Eyes Wide Open: New York Court of Appeals Upholds Broad Release of Claims in Centro Empresarial Cempresa S.A. v America Movil, S.A.B. de C.V.
In Centro Empresarial Cempresa S.A. v America Movil, S.A.B. de C.V., 2011 NY Slip Op 4720, 1 (N.Y. June 7, 2011), the court upheld the dismissal of Plaintiffs’ complaint alleging fraud, breach of contract, and breach of fiduciary duty arising out of the sale of their interests in Telmex Wireless Ecuador (Telmex México) to defendant América Móvil, holding that the claims were barred by the broad general release signed at the time of the transaction.
Plaintiffs, two Ecuadorian holding companies, and Telmex México, a Mexican telecommunications holding company, formed Telmex Wireless Ecuador LLC (TWE) to acquire interests in Consorcio Ecuatoriano de Telecomunicaciones S.A. Conecel (Conecel), an Ecuadorian telecommunications company. Plaintiffs received a minority stake in TWE.
In forming TWE, the three companies signed a number of agreements, including the “Agreement Among Members,” which gave Plaintiffs the right, in the event of a rollup of TWE into another entity, to obtain reasonable financial, accounting, and legal information, and to exchange their TWE shares for shares in the new entity. In addition, the “Put Agreement” gave Plaintiffs the right to sell their TWE shares to TelMex at a floor price during certain windows between March 2002 and March 2006.
In September 2000, Telmex México rolled TWE into a new entity, América Móvil, S.A.B. de C.V. (América Móvil). Plaintiffs alleged that they then repeatedly requested financial information and reports in order to negotiate a share exchange under the “Agreement Among Members,” but never received this information. Further, Plaintiffs alleged that América Móvil falsely represented Conecel’s financial position in order to avoid distributing profits. As a result, Plaintiffs exercised their March 2002 put option and sold 50% of their TWE shares to TelMex.
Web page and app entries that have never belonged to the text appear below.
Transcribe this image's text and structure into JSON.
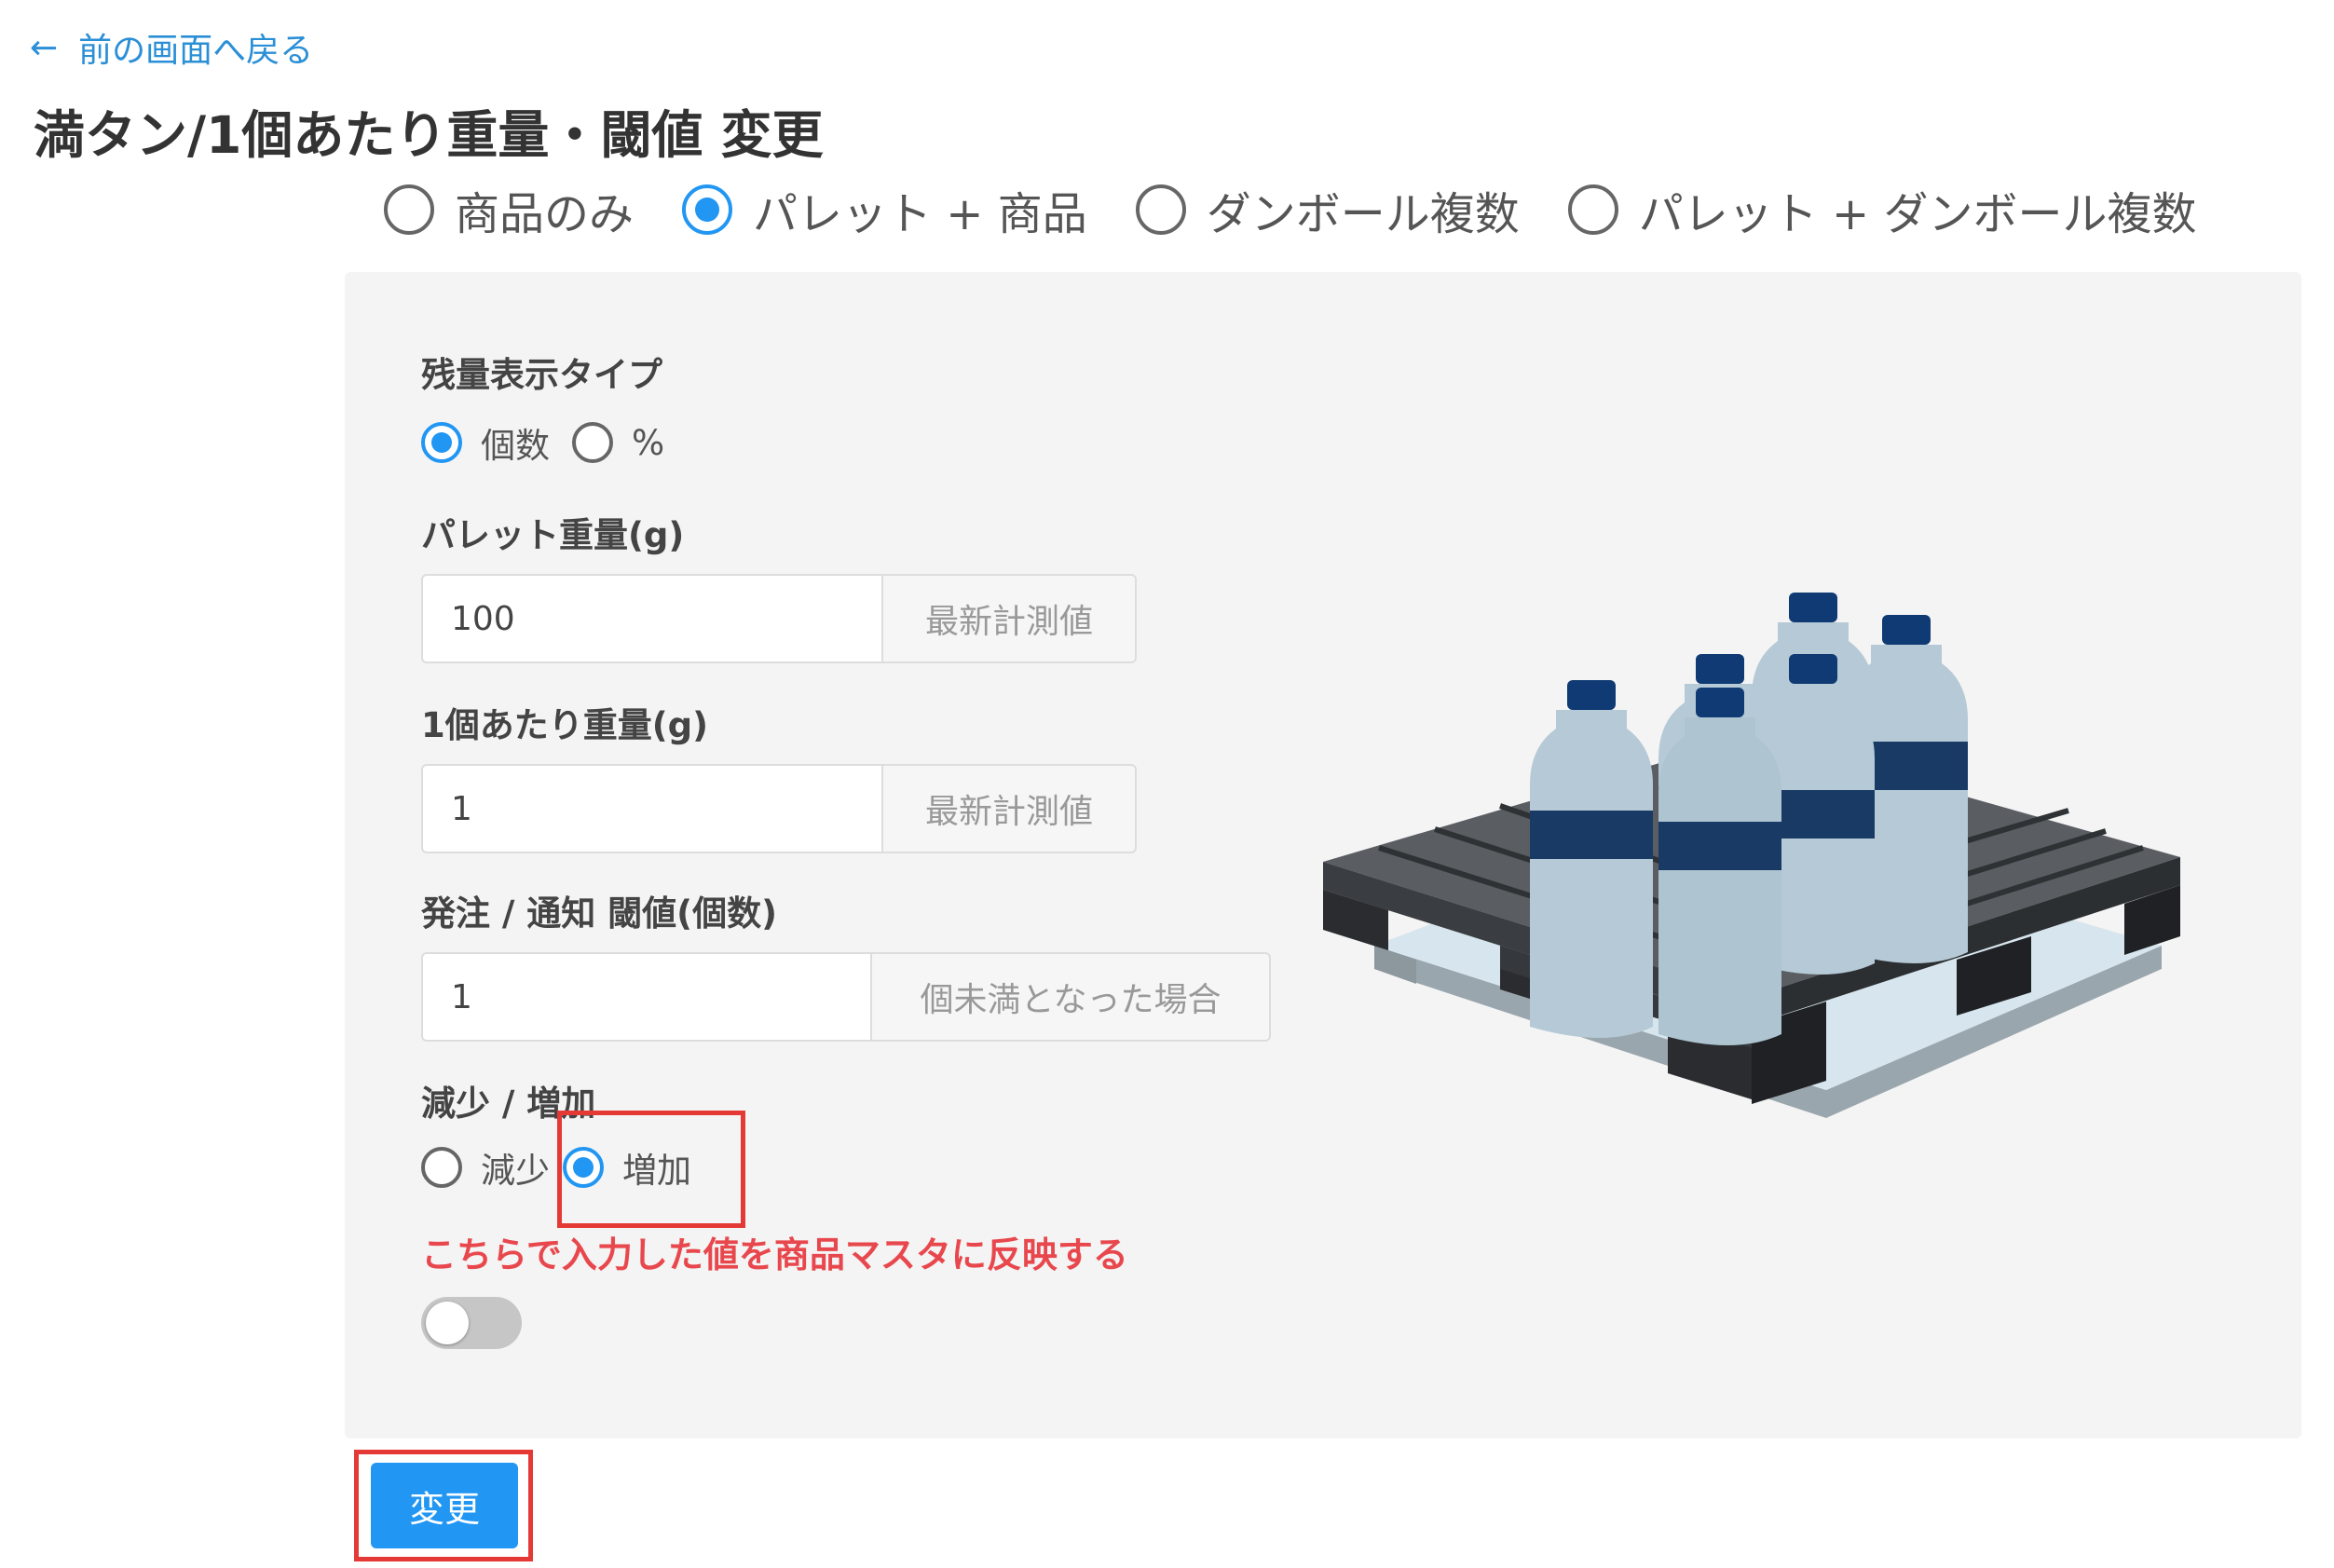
{
  "nav": {
    "back_label": "前の画面へ戻る",
    "back_icon": "arrow-left-icon"
  },
  "page": {
    "title": "満タン/1個あたり重量・閾値 変更"
  },
  "mode_options": [
    {
      "label": "商品のみ",
      "selected": false
    },
    {
      "label": "パレット + 商品",
      "selected": true
    },
    {
      "label": "ダンボール複数",
      "selected": false
    },
    {
      "label": "パレット + ダンボール複数",
      "selected": false
    }
  ],
  "form": {
    "display_type": {
      "label": "残量表示タイプ",
      "options": [
        {
          "label": "個数",
          "selected": true
        },
        {
          "label": "%",
          "selected": false
        }
      ]
    },
    "pallet_weight": {
      "label": "パレット重量(g)",
      "value": "100",
      "addon": "最新計測値"
    },
    "unit_weight": {
      "label": "1個あたり重量(g)",
      "value": "1",
      "addon": "最新計測値"
    },
    "threshold": {
      "label": "発注 / 通知 閾値(個数)",
      "value": "1",
      "addon": "個未満となった場合"
    },
    "direction": {
      "label": "減少 / 増加",
      "options": [
        {
          "label": "減少",
          "selected": false
        },
        {
          "label": "増加",
          "selected": true
        }
      ]
    },
    "reflect_notice": "こちらで入力した値を商品マスタに反映する",
    "reflect_toggle_on": false,
    "submit_label": "変更"
  },
  "illustration": {
    "icon": "pallet-with-bottles-illustration"
  },
  "colors": {
    "accent": "#2196f3",
    "link": "#2b8fd6",
    "warning": "#e8484d",
    "highlight": "#e53935",
    "panel": "#f4f4f4"
  }
}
In July 2003, Plaintiffs agreed to sell the remainder of their TWE shares to Telmex at the floor price. As part of this agreement, Plaintiffs signed two releases. The “Members Release” released Telmex from “all manner of actions…past, present, or future” arising out of the agreement or out of ownership of interests in TWE. The “Master Release” contained similar language, but included a clause excluding releases of claims involving fraud.
In 2008, Plaintiffs brought an action against Defendants in New York Supreme Court alleging fraud, breach of fiduciary duty, and breach of contract arising from Defendants’ failure to provide financial information and negotiate a share exchange in good faith. The trial court denied Defendants’ motion to dismiss on grounds that the action was barred by release. On appeal, Plaintiffs argued that the “Members Release” did not encompass fraud claims, and that even if it did, it was fraudulently induced. The Court of Appeals rejected this argument, reasoning that a release may encompass unknown fraud claims and may only be challenged as fraudulently induced if the challenge identifies deception distinct from the subject of the release. Because Plaintiffs did not allege such a distinct instance of deception, the claim of fraudulent inducement failed. Finally, the court declined to read the fraud claim exclusion of the “Master Release” into the “Members Release,” holding that it was the latter that governed Plaintiffs’ claims.
The court also rejected Plaintiffs’ arguments that they reasonably relied upon América Móvil’s representations as a fiduciary, concluding that Plaintiffs were sophisticated principals with “eyes wide open” to Defendants’ alleged propensity for fraud, yet failed to protect themselves properly when agreeing to the “Members Release.”
Because the “Members Release” that governed Plaintiffs’ claims was broad enough to encompass fraud, and was not induced by a fraud separate from that alleged in the claims, the court affirmed the Appellate Division’s dismissal of the case under CPLR 3211 [a]  (“Motion to dismiss cause of action” on grounds of release) and awarded court costs to Defendants.
The primary materials for this case may be found on the DU Corporate Governance website.